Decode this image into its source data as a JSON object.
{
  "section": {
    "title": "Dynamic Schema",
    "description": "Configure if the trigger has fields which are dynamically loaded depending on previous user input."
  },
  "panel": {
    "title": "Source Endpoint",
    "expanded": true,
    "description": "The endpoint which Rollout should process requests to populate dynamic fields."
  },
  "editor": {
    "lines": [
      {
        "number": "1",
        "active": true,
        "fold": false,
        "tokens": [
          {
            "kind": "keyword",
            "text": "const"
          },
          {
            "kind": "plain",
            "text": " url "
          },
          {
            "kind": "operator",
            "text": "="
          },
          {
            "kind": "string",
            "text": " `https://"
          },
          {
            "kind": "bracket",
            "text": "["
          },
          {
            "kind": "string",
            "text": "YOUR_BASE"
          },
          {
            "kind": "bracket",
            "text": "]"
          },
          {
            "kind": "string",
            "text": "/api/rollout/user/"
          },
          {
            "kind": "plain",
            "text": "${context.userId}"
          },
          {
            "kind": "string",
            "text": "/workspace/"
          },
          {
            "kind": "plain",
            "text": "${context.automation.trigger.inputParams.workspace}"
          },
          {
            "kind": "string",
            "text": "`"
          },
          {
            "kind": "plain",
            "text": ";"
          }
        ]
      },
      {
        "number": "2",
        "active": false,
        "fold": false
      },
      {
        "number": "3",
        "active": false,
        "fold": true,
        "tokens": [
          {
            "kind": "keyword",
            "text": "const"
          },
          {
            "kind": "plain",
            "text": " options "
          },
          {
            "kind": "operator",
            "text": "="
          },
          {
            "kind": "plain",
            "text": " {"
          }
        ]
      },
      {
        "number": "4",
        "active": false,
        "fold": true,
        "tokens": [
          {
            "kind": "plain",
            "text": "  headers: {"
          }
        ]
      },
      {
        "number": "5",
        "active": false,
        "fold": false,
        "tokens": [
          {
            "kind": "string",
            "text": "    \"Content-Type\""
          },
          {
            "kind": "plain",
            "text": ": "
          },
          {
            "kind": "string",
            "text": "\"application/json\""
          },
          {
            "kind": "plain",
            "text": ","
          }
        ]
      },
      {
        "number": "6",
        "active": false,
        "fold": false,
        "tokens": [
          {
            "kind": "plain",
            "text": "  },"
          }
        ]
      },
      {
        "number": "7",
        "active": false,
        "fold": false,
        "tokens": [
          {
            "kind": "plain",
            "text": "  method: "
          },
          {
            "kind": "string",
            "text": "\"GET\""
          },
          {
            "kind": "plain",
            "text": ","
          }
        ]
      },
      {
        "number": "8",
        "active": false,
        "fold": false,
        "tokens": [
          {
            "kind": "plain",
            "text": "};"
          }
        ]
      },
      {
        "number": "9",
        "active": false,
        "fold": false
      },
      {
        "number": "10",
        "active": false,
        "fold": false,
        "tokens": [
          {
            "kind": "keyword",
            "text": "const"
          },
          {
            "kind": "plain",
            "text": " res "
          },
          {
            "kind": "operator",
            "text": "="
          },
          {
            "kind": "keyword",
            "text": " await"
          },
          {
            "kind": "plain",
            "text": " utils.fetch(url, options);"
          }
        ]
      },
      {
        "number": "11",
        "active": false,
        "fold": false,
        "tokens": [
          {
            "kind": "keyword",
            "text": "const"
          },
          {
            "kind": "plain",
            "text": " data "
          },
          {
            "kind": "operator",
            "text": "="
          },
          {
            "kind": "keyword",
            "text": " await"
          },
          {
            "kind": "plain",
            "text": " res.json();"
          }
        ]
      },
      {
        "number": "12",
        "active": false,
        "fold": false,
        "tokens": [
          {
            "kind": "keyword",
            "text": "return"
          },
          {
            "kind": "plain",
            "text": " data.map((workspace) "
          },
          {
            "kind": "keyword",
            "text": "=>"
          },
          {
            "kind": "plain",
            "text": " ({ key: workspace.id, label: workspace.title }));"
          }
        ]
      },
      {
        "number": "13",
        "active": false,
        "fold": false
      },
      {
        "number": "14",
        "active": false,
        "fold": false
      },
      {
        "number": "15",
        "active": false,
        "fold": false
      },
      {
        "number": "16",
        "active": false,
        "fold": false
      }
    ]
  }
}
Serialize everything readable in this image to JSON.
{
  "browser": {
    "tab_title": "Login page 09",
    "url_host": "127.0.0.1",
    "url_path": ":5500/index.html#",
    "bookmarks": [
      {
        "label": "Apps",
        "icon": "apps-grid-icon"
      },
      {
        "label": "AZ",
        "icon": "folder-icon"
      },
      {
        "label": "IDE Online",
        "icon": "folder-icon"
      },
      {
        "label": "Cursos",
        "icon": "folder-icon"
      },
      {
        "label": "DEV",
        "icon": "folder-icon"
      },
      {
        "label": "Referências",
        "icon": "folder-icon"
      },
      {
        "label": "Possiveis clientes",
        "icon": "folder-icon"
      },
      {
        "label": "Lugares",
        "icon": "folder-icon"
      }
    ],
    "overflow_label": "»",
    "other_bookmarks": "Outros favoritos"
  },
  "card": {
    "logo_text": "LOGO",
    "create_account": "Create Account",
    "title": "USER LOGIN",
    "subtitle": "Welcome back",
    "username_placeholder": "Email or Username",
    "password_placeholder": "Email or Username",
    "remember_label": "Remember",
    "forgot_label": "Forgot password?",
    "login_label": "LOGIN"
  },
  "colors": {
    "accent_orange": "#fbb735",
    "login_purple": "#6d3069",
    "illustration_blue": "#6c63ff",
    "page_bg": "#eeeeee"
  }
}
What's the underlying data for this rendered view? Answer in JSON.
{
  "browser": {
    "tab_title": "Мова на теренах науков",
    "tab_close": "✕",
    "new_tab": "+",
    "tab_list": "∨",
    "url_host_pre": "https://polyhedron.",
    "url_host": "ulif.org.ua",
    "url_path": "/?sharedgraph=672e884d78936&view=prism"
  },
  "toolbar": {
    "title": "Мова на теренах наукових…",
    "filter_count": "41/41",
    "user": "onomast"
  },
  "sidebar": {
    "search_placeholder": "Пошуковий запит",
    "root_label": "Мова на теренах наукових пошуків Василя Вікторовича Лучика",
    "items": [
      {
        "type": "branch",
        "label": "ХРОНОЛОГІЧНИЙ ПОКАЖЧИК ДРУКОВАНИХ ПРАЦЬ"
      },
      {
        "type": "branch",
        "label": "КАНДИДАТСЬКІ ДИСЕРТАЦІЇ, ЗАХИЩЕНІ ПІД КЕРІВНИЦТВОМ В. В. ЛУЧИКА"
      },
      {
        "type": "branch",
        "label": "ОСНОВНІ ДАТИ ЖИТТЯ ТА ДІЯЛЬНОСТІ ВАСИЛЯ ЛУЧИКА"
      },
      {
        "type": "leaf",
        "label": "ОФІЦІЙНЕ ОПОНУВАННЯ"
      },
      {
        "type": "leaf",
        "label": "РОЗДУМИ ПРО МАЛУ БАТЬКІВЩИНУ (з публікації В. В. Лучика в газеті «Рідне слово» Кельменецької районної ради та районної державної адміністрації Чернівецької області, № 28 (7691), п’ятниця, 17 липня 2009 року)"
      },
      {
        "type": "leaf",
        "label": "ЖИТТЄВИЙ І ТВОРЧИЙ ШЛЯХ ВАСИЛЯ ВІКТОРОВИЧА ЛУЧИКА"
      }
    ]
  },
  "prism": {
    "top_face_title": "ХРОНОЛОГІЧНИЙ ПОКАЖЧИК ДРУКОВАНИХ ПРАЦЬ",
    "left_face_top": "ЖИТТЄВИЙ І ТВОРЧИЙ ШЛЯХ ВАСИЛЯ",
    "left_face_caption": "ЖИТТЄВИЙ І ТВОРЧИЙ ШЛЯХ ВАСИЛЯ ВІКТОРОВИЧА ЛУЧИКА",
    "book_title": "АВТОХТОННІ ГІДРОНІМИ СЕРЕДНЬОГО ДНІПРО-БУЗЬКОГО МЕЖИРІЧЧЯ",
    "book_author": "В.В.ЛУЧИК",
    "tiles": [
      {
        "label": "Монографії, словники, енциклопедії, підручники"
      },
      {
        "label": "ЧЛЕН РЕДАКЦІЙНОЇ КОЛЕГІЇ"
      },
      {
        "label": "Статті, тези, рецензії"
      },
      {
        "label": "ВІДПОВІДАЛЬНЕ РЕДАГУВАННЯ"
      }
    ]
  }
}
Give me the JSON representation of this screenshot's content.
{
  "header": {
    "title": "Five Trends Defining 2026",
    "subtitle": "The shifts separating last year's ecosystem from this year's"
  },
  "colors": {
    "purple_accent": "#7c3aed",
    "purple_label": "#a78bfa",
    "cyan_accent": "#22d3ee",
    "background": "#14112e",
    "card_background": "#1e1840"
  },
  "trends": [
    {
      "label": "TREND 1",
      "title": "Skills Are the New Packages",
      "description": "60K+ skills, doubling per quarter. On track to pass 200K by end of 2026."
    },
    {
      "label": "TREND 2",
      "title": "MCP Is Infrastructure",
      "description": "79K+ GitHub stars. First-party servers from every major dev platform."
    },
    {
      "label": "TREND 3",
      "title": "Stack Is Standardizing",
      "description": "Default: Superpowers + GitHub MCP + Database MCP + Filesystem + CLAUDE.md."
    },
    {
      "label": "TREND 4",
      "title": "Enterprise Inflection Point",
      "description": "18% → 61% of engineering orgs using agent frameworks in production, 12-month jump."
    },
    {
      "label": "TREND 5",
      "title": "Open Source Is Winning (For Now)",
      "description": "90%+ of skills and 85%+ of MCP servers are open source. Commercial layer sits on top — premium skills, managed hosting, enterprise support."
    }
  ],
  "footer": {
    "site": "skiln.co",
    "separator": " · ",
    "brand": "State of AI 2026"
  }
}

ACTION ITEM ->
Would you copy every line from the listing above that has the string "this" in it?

ANSWER AREA ->
Decode this image into its source data as a JSON object.
Serialize everything readable in this image to JSON.
What's the underlying data for this rendered view? Answer in JSON.
Give me the JSON representation of this screenshot's content.
    "subtitle": "The shifts separating last year's ecosystem from this year's"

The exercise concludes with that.